(TASK DESCRIPTION) Go through the material under this sentence. Return every line holding "Marcas".

(INFORMATION PROVIDED)

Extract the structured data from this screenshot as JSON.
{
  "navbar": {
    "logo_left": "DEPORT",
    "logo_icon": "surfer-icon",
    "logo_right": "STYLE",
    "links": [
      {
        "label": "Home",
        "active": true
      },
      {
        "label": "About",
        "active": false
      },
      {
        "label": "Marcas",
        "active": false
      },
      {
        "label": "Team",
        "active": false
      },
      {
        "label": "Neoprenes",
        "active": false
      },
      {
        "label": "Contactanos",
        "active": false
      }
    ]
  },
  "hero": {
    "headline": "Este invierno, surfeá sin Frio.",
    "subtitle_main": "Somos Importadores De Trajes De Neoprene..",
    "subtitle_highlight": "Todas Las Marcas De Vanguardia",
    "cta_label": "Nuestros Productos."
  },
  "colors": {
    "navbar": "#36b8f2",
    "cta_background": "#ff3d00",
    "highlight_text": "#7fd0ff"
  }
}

(COMPLETED TASK)
        "label": "Marcas",
    "subtitle_highlight": "Todas Las Marcas De Vanguardia",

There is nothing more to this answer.